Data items
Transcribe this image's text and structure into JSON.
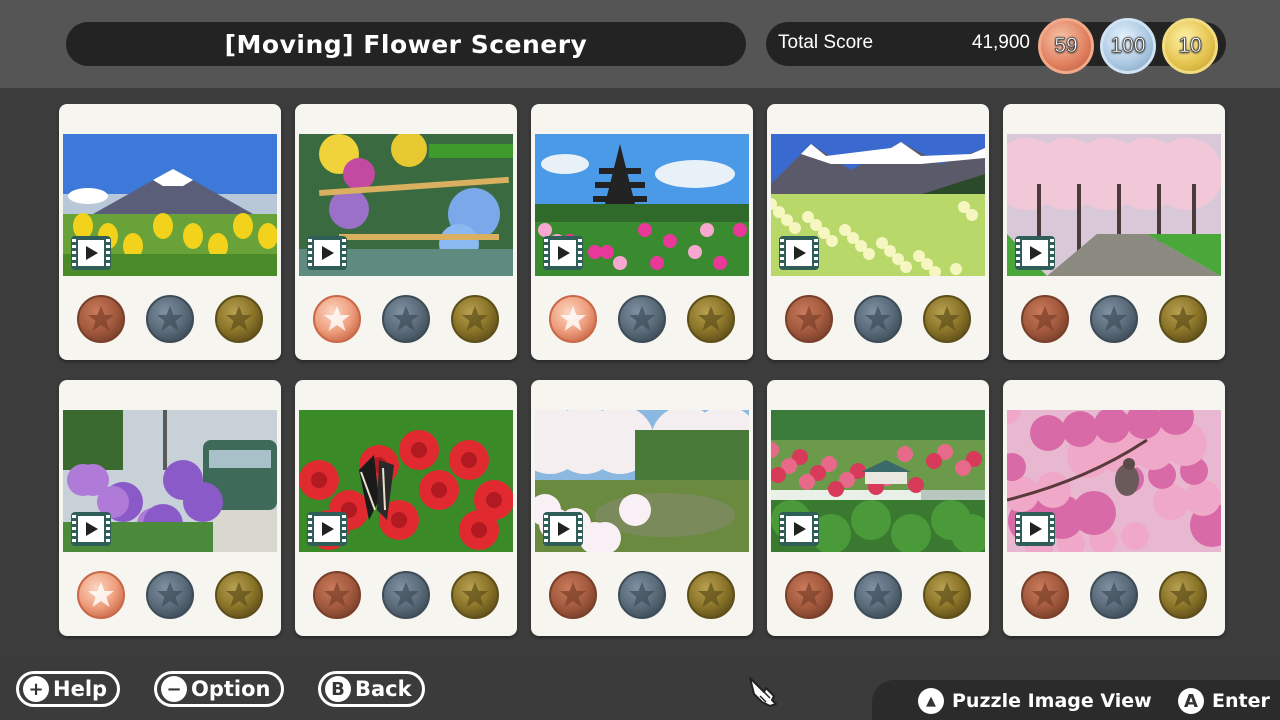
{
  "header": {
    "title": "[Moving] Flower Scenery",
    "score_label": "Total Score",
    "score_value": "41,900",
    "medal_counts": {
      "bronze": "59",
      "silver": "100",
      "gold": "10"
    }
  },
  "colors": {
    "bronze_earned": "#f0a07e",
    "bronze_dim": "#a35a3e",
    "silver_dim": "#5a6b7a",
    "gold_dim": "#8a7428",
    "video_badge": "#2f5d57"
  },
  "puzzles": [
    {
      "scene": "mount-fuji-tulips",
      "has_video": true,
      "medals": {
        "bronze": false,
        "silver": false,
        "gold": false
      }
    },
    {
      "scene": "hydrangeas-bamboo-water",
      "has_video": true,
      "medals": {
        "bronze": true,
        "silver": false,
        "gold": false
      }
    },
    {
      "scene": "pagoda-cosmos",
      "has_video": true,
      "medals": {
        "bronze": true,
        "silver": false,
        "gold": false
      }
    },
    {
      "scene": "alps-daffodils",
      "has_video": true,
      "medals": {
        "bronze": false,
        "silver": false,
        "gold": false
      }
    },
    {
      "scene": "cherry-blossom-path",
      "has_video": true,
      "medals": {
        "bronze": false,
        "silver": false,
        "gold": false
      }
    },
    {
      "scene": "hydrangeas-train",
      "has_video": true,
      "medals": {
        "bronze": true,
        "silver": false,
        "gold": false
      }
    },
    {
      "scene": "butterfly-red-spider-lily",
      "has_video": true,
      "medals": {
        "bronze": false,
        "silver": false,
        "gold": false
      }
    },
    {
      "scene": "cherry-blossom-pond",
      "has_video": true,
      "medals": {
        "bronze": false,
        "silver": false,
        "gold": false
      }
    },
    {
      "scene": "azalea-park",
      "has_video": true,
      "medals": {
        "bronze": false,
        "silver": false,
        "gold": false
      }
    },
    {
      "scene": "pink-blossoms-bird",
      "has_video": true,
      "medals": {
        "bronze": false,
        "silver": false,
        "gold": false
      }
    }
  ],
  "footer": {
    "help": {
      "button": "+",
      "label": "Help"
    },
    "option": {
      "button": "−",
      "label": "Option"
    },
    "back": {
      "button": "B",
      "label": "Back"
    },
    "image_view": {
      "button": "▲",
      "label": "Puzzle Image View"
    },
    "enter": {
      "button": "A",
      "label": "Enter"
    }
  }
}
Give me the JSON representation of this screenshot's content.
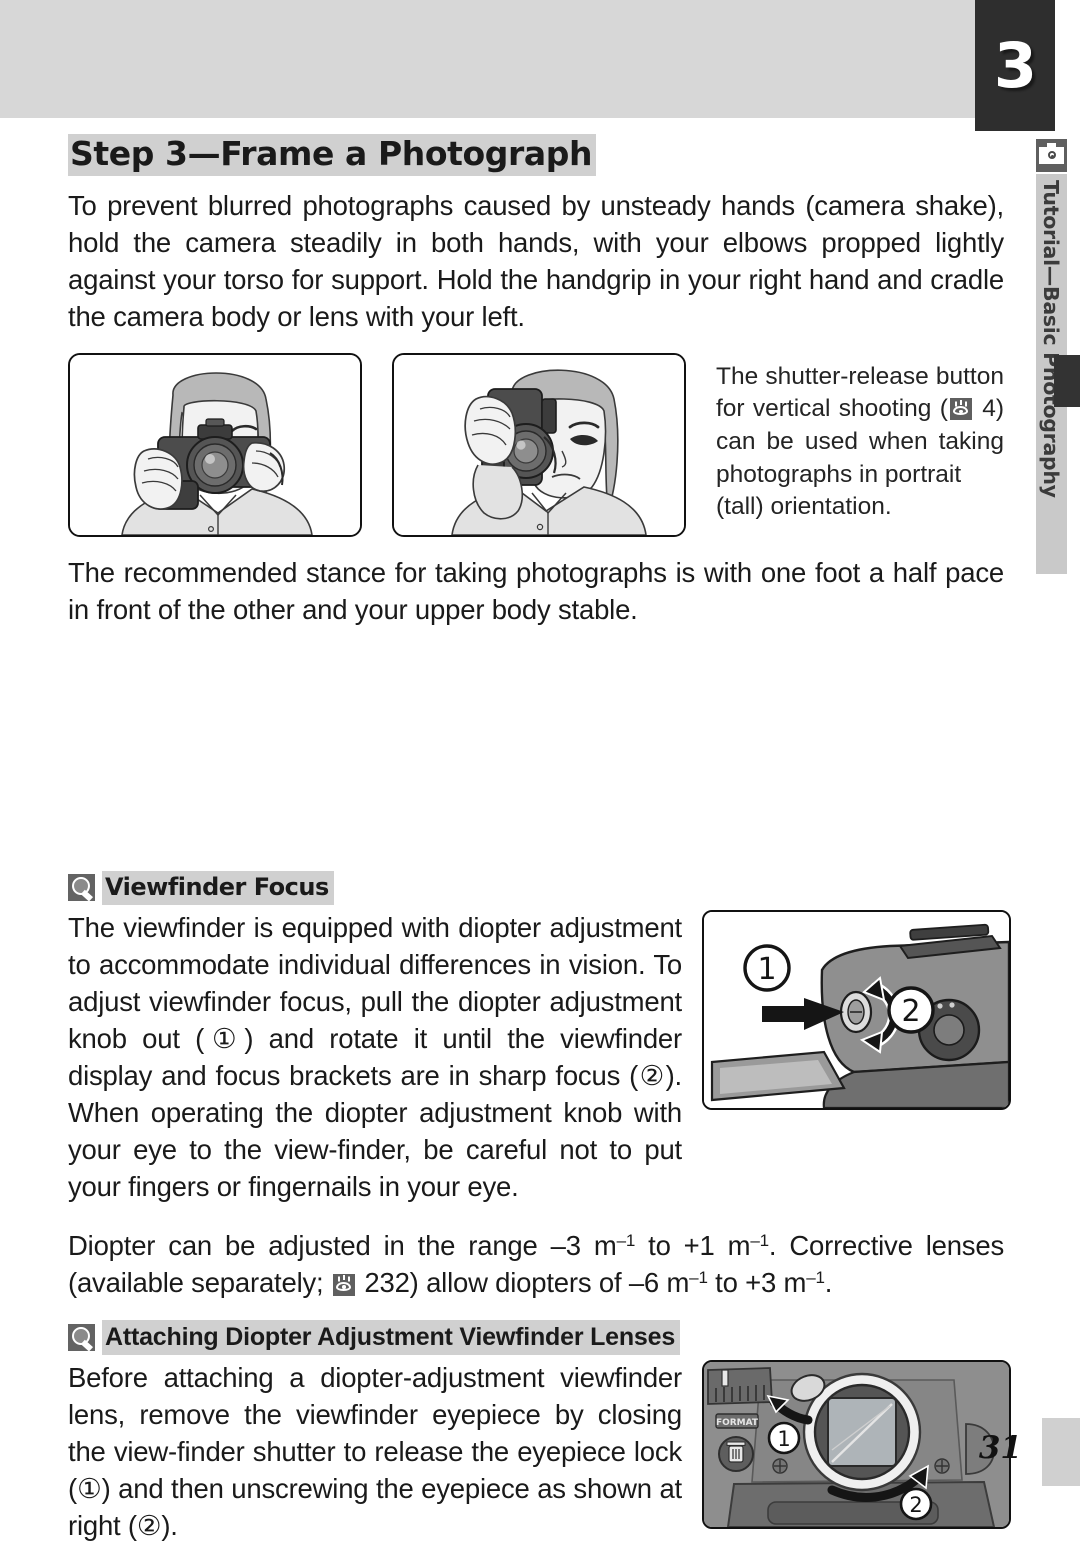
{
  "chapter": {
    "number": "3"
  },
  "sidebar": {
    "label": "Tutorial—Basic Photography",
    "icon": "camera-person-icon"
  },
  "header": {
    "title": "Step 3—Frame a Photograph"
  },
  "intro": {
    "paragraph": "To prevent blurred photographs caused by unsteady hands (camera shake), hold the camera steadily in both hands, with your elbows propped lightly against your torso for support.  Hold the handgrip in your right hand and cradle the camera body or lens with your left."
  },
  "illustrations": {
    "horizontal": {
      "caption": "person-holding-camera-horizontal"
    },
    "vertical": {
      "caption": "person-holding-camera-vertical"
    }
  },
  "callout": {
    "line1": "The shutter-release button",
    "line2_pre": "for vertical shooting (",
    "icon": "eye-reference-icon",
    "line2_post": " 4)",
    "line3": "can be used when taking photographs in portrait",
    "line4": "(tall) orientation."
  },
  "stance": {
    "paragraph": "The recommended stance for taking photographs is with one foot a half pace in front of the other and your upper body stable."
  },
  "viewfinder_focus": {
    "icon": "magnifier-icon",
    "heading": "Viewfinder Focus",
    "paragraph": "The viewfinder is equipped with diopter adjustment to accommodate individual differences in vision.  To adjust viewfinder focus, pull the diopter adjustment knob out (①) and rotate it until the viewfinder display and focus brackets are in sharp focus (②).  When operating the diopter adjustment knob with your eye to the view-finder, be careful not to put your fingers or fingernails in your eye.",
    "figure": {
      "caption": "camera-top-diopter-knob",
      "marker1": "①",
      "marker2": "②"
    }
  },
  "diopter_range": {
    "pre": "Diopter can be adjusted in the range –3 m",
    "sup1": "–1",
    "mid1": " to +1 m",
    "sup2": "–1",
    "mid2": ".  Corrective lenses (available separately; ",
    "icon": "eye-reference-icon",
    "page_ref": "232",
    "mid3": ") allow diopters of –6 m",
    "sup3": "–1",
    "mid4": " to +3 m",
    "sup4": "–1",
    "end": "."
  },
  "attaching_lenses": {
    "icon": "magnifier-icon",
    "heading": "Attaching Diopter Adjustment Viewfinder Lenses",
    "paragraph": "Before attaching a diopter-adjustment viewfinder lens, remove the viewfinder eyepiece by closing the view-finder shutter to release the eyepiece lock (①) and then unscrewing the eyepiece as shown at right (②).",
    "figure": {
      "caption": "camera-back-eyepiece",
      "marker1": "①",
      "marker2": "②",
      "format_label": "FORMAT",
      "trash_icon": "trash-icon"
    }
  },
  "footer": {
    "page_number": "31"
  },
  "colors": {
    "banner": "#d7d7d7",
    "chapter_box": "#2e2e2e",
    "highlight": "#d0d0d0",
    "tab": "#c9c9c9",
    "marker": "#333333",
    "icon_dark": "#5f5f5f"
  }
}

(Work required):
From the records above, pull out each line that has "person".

(Solution for this task):
    "icon": "camera-person-icon"
      "caption": "person-holding-camera-horizontal"
      "caption": "person-holding-camera-vertical"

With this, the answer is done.